As the studies accumulate in this new era of pseudo-science, it seems that some school systems are embracing the gender studies with a frightening enthusiasm that could prove extremely detrimental to future gender equality.
According to an article published by MSNBC in collaboration with Newsweek, some schools such as Foust Elementary in Owensboro, KY are trying a new program of dividing classes by gender, and using techniques that are gender specific to foster learning:
So Gray took a controversial course for educators on brain development, then revamped the first- and second-grade curriculum. The biggest change: he divided the classes by gender. Because males have less serotonin in their brains, which Gray was taught may cause them to fidget more, desks were removed from the boys’ classrooms and they got short exercise periods throughout the day. Because females have more oxytocin, a hormone linked to bonding, girls were given a carpeted area where they sit and discuss their feelings. Because boys have higher levels of testosterone and are theoretically more competitive, they were given timed, multiple-choice tests. The girls were given multiple-choice tests, too, but got more time to complete them.
It seems that Kentucky classrooms aren’t the only ones to utilize this approach, the article claiming that over 185 classrooms nationwide have also separated the sexes and used the new brain difference studies to establish their curriculums. Critics of this wolf in sheep’s clothing approach are pointing out the obvious dangers of this, but unfortunately to little or no avail:
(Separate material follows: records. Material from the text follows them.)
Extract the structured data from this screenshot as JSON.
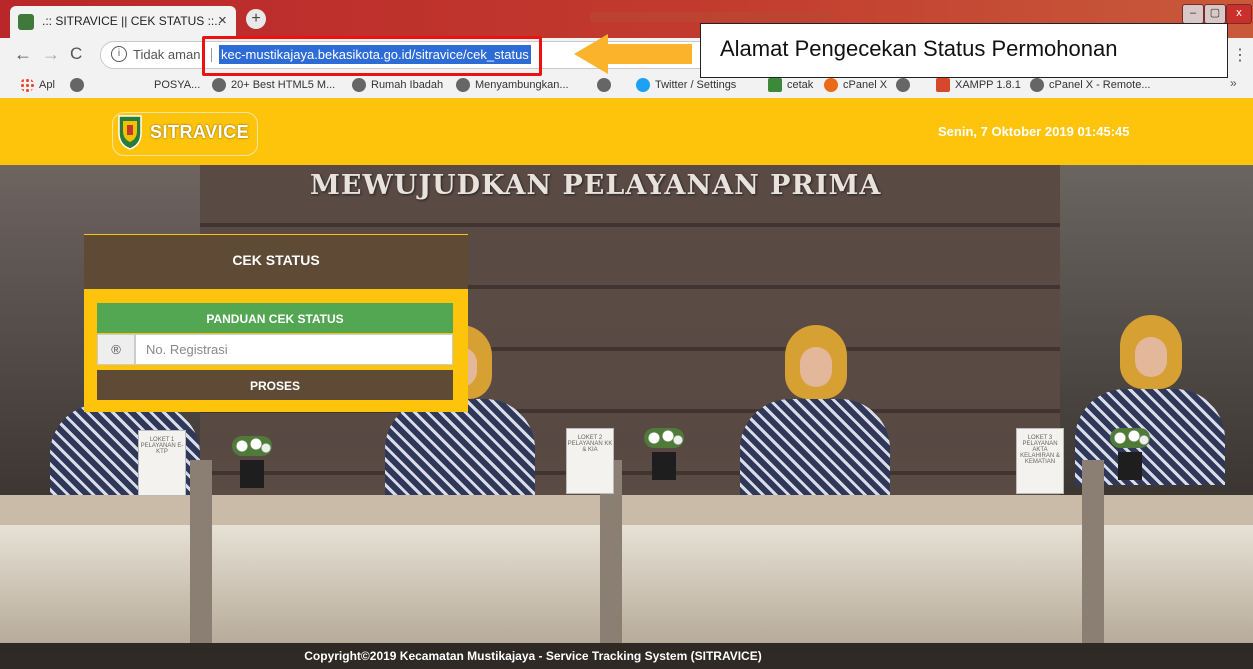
{
  "browser": {
    "tab_title": ".:: SITRAVICE || CEK STATUS ::..",
    "tab_close": "×",
    "new_tab": "+",
    "window_controls": {
      "minimize": "–",
      "maximize": "▢",
      "close": "x"
    },
    "nav": {
      "back": "←",
      "forward": "→",
      "reload": "C",
      "info_icon": "i",
      "menu": "⋮"
    },
    "security_label": "Tidak aman",
    "url": "kec-mustikajaya.bekasikota.go.id/sitravice/cek_status",
    "bookmarks": [
      {
        "label": "Apl",
        "icon": "apps-icon"
      },
      {
        "label": "",
        "icon": "globe-icon"
      },
      {
        "label": "POSYA...",
        "icon": ""
      },
      {
        "label": "20+ Best HTML5 M...",
        "icon": "globe-icon"
      },
      {
        "label": "Rumah Ibadah",
        "icon": "globe-icon"
      },
      {
        "label": "Menyambungkan...",
        "icon": "globe-icon"
      },
      {
        "label": "",
        "icon": "globe-icon"
      },
      {
        "label": "Twitter / Settings",
        "icon": "twitter-icon"
      },
      {
        "label": "cetak",
        "icon": "cetak-icon"
      },
      {
        "label": "cPanel X",
        "icon": "cpanel-icon"
      },
      {
        "label": "",
        "icon": "globe-icon"
      },
      {
        "label": "XAMPP 1.8.1",
        "icon": "xampp-icon"
      },
      {
        "label": "cPanel X - Remote...",
        "icon": "globe-icon"
      }
    ],
    "bookmarks_more": "»"
  },
  "header": {
    "logo_text": "SITRAVICE",
    "datetime": "Senin, 7 Oktober 2019 01:45:45"
  },
  "hero": {
    "slogan": "MEWUJUDKAN PELAYANAN PRIMA",
    "signs": [
      "LOKET 1 PELAYANAN E-KTP",
      "LOKET 2 PELAYANAN KK & KIA",
      "LOKET 3 PELAYANAN AKTA KELAHIRAN & KEMATIAN"
    ]
  },
  "cek_status": {
    "title": "CEK STATUS",
    "guide_button": "PANDUAN CEK STATUS",
    "input_addon": "®",
    "registration_placeholder": "No. Registrasi",
    "registration_value": "",
    "submit_button": "PROSES"
  },
  "footer": {
    "copyright": "Copyright©2019 Kecamatan Mustikajaya - Service Tracking System (SITRAVICE)"
  },
  "annotation": {
    "callout_text": "Alamat Pengecekan Status Permohonan",
    "highlight_color": "#ee1111",
    "arrow_color": "#fbb32c"
  },
  "colors": {
    "brand_yellow": "#fec40c",
    "panel_brown": "#5e4a35",
    "guide_green": "#53a652"
  }
}
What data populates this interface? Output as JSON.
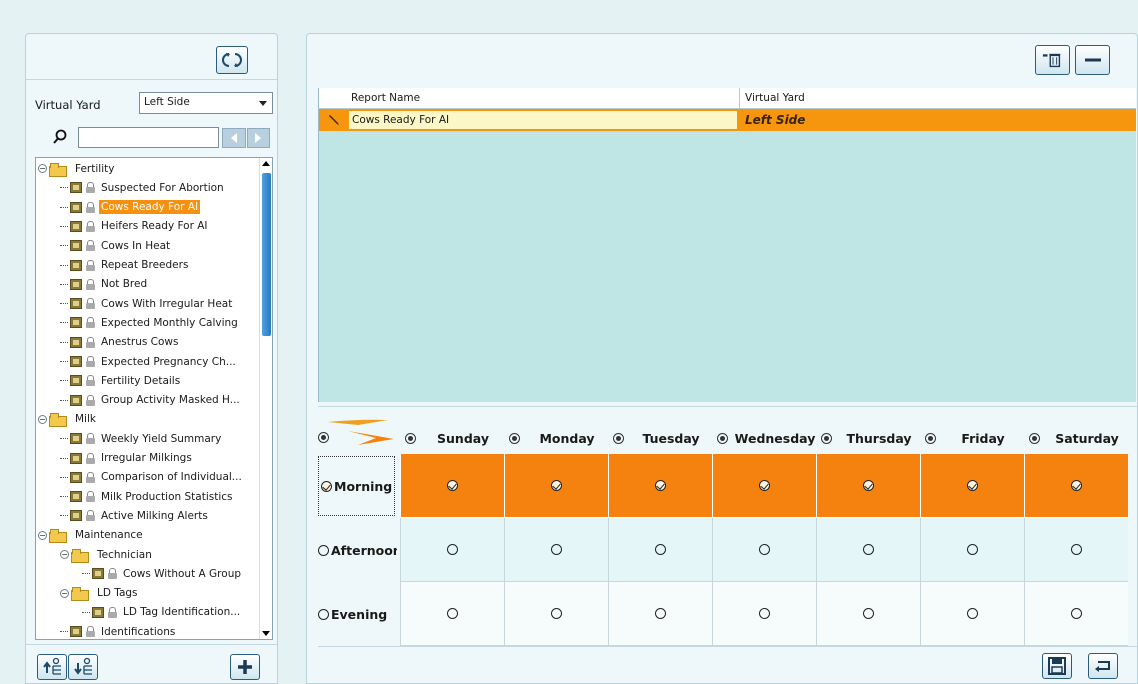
{
  "left_panel": {
    "virtual_yard_label": "Virtual Yard",
    "virtual_yard_value": "Left Side",
    "search_placeholder": "",
    "tree": [
      {
        "type": "folder",
        "label": "Fertility",
        "level": 0
      },
      {
        "type": "report",
        "label": "Suspected For Abortion",
        "level": 1
      },
      {
        "type": "report",
        "label": "Cows Ready For AI",
        "level": 1,
        "selected": true
      },
      {
        "type": "report",
        "label": "Heifers Ready For AI",
        "level": 1
      },
      {
        "type": "report",
        "label": "Cows In Heat",
        "level": 1
      },
      {
        "type": "report",
        "label": "Repeat Breeders",
        "level": 1
      },
      {
        "type": "report",
        "label": "Not Bred",
        "level": 1
      },
      {
        "type": "report",
        "label": "Cows With Irregular Heat",
        "level": 1
      },
      {
        "type": "report",
        "label": "Expected Monthly Calving",
        "level": 1
      },
      {
        "type": "report",
        "label": "Anestrus Cows",
        "level": 1
      },
      {
        "type": "report",
        "label": "Expected Pregnancy Ch...",
        "level": 1
      },
      {
        "type": "report",
        "label": "Fertility Details",
        "level": 1
      },
      {
        "type": "report",
        "label": "Group Activity Masked H...",
        "level": 1
      },
      {
        "type": "folder",
        "label": "Milk",
        "level": 0
      },
      {
        "type": "report",
        "label": "Weekly Yield Summary",
        "level": 1
      },
      {
        "type": "report",
        "label": "Irregular Milkings",
        "level": 1
      },
      {
        "type": "report",
        "label": "Comparison of Individual...",
        "level": 1
      },
      {
        "type": "report",
        "label": "Milk Production Statistics",
        "level": 1
      },
      {
        "type": "report",
        "label": "Active Milking Alerts",
        "level": 1
      },
      {
        "type": "folder",
        "label": "Maintenance",
        "level": 0
      },
      {
        "type": "folder",
        "label": "Technician",
        "level": 1
      },
      {
        "type": "report",
        "label": "Cows Without A Group",
        "level": 2
      },
      {
        "type": "folder",
        "label": "LD Tags",
        "level": 1
      },
      {
        "type": "report",
        "label": "LD Tag Identification...",
        "level": 2
      },
      {
        "type": "report",
        "label": "Identifications",
        "level": 1
      }
    ]
  },
  "report_grid": {
    "columns": [
      "Report Name",
      "Virtual Yard"
    ],
    "rows": [
      {
        "name": "Cows Ready For AI",
        "virtual_yard": "Left Side"
      }
    ]
  },
  "schedule": {
    "days": [
      "Sunday",
      "Monday",
      "Tuesday",
      "Wednesday",
      "Thursday",
      "Friday",
      "Saturday"
    ],
    "periods": [
      {
        "label": "Morning",
        "checked": true
      },
      {
        "label": "Afternoon",
        "checked": false
      },
      {
        "label": "Evening",
        "checked": false
      }
    ]
  },
  "colors": {
    "accent": "#f5820e",
    "panel_bg": "#eef7f9",
    "grid_bg": "#bfe5e5"
  }
}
To some experts, Gurian’s approach is not only wrong but dangerous. Some say his curriculum is part of a long history of pseudoscience aimed at denying equal opportunities in education. For much of the 19th century, educators, backed by prominent scientists, cautioned that women were neurologically unable to withstand the rigors of higher education. Others say basing new teaching methods on raw brain research is misguided. While it’s true that brain scans show differences between boys and girls, says David Sadker, education professor at American University, no one is exactly sure what those differences mean. Differences between boys and girls, says Sadker, are dwarfed by brain differences within each gender. “If you want to make schools a better place,” says Sadker, “you have to strive to see kids as individuals.”